We traveled to Namibia several years ago and loved it. We didn't use a travel agency as it's pretty easy to do everything on the web, and we just travelled around the country on our own in a car we rented. It's a great place to start in Africa because it is extremely, safe, clean, friendly, and the official language is English. (the locals joke that it's 'Africa-lite') I would think you could find volunteer opportunities on the web as well. Sometimes it's also easier hooking up with volunteer groups once you are in a country too. monika

I worked with companies that ran safaris to E. Africa and S. Africa for about 15 years and have been to Tanzania twice. My former spouse spent two years in Congo with Peace Corps. My recommendations are 1) to read the State Dept. sheets on the areas you are contemplating travel to. 2) Make contact with returned Peace Corps volunteers from those areas. They will have good recommendations for safe areas and places to do volunteer work. 3) Contact SERVAS, a non profit that helps set up volunteer work and families to live with. If all that seems too daunting, GERBA runs excellent budget trips from one end of Africa to the other and you will have plenty of adventures. My favorite safari outfit, if you go that route, is Thomson Safaris in MA, run by the former owners of Overseas Adventure Travel. You could also contact Louise McGowan in Berkeley who now runs a safari outfit with her daughter Kili (Dick McGowan, now deceased, was CEO of Mountain Travel in the late 1980's/early 90's). cocosar

Which African country is best for a first visit?

July 2005

We are planning a trip to Africa next year and are trying to decide between Kenya, Namibia, and South Africa. We'll be traveling with our 9 year old daughter so doing a safari is one priority. Any suggestions on travel in these countries would be appreciated as well as opinions on which would be the best to visit for a first trip to the continent. Thanks. Monika

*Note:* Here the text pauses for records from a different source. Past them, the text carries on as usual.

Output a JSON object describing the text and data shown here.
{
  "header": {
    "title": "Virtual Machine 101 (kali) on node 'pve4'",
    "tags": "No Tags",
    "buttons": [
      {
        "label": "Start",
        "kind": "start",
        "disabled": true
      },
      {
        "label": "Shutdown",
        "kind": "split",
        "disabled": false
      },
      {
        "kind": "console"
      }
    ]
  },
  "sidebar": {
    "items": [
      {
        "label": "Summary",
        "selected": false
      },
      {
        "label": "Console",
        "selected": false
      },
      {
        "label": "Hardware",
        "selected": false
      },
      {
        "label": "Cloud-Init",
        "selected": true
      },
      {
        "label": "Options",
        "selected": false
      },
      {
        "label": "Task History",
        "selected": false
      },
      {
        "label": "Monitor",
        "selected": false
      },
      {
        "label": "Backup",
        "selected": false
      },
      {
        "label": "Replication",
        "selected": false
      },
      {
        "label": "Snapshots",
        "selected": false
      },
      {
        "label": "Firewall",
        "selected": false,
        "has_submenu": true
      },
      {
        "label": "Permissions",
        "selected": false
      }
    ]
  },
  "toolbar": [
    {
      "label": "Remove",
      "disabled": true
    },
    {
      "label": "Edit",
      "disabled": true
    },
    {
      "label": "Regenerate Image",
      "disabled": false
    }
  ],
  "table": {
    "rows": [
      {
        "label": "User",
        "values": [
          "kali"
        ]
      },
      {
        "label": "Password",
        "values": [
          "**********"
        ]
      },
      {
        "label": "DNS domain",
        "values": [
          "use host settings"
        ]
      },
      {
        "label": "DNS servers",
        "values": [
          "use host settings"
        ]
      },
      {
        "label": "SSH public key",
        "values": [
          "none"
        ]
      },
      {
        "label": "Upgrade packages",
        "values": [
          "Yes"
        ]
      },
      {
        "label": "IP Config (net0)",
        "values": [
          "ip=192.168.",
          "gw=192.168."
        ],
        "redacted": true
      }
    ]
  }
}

Just returned from 9 months living in Kenya with my kids who were 9 and 13 when we left. While living there was hard at times for my kids, we all absolutely loved travelling around the country and I would highly recommend it. Seeing the animals in the wild is an incredible experience. The US govt has a travel advisory against travel to Kenya but we felt completely safe and welcomed. Haven't been to Namibia or South Africa so I can't compare. Please contact me if you want more info. Deborah

I spent a few weeks in Africa - South Africa, Swaziland and Namibia. South Africa was fascinating. In Capetown you can take a tour of the Cape Flats to get a better understanding of how people live in such extreme poverty. We did a road trip from Cape Town to Kruger Park, stopping in wine country and some small towns along the way. Kruger Park was wonderful, as was the drive through Swaziland, the game park we stayed in south of Swziland, Durban, etc. The country is full of history and natural beauty and you could spend a whole trip there.

That said, I threw down the money to fly to Windhoek, Namibia from Capetown because I heard that Soussesvlei was extraordinary. I jumped onto a tour run by the company thanked in the front of the Lonely Planet guide for Namibia (I can find the name if you're interested) and took the short version of their tour. We drove out to Swakupmound on the coast, spent a night there, then drove to the Soussesvlei staging area and made camp. The night before our visit the guide thought our visit would be a wash because of the wind, but at 4am we heard the balloons filling, which meant the trip was on. We were on Dune 7 for sunrise and I can safely say I may never encounter a more spectacular sunrise. At that one moment the trip to Namibia was more than worth it. The next hour or two in the dunes were... they were wonderful and you MUST go there.

If I were you I'd stick south - do S. Africa & Namibia. Catherine